Yes, like Stephen Merchant’s Barclays ads, the harassed, stressed woman running round spinning plates, too much to do, multi-tasking, and so on. It’s interesting that they stopped the campaign, Merchant was getting grief from his fans, but the Barclays rationale was that they wanted to do something more emotive. The ads featuring Stephen Merchant weren’t at all emotive, though they were funny, but they made you aware of all the signs and symbols and visual codes they were using – “we share your language and share your scepticism about advertising and bank advertising” – a perfect post-banking crisis pitch.
I come across it a lot, you end up using the clichéd images because they are there and they’re the shorthand and they’re the grammar. I’d love to see an academic study of how the grammar of these images changes over time. I think you could learn a lot about a period just by looking at what images get rejected by the art directors for being too trite.
Finally, on the subject of visual signifiers that become part of social currency, your new book The Gigantic Beard that was Evil, features one of the hottest signals of hipsterdom – the Beard.

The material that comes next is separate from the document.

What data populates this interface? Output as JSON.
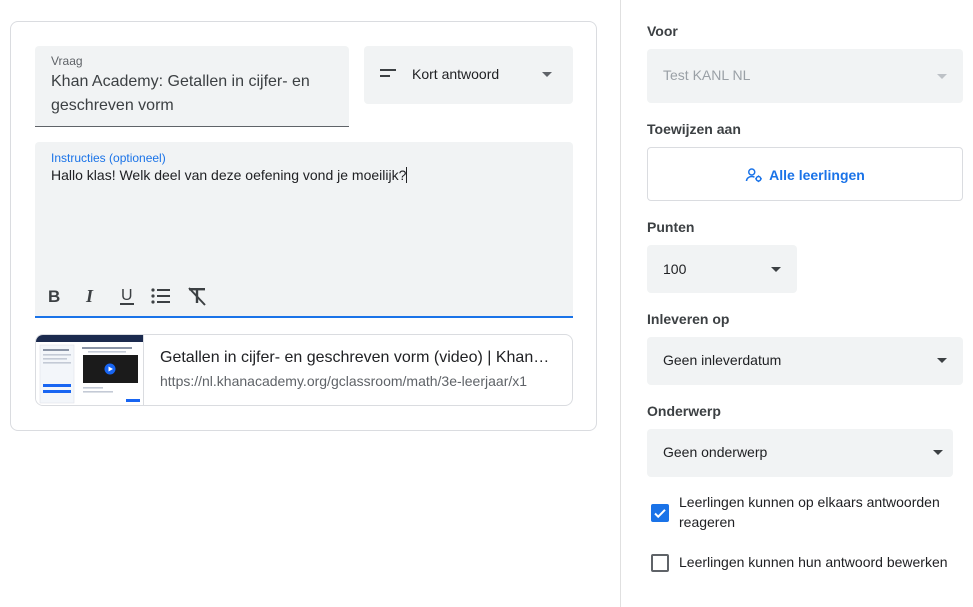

From Brooklyn to Shoreditch, and in art colleges across the world the Beard became a symbol of analogue culture, of craft, of the Edwardian…? How did that happen, and would your publisher have bought a book with an enormous beard on the cover, say, five years ago?
To be honest, my basic intention was bald trickery – I wanted to make a book that looked like ‘The funny beard story for the beard lover in your life’, but when you read it is actually about a pathetic man who is destroyed by all the metaphors that everybody else lives by. So this awful, meaningless thing happens to him – he is attacked by a massive, pointless beard growing out of his face – and then his fate is decided by the meanings that other people apply to it.
A bit like the guy in the ‘business illustrations’ strip. And as you say, people see a lot in beards, whether it’s masculinity or some kind of interior wildness or style or whatever. So he’s screwed from the start by other people’s imagery, basically.
And yes I think it helps my case that beards have had a long time being in fashion. I reckon there’s a few people have bought it just because it’s about a beard – which is fine by me – and I think the publisher quite liked that aspect of it too!
Stephen Collins new book The Gigantic Beard that was Evil is out now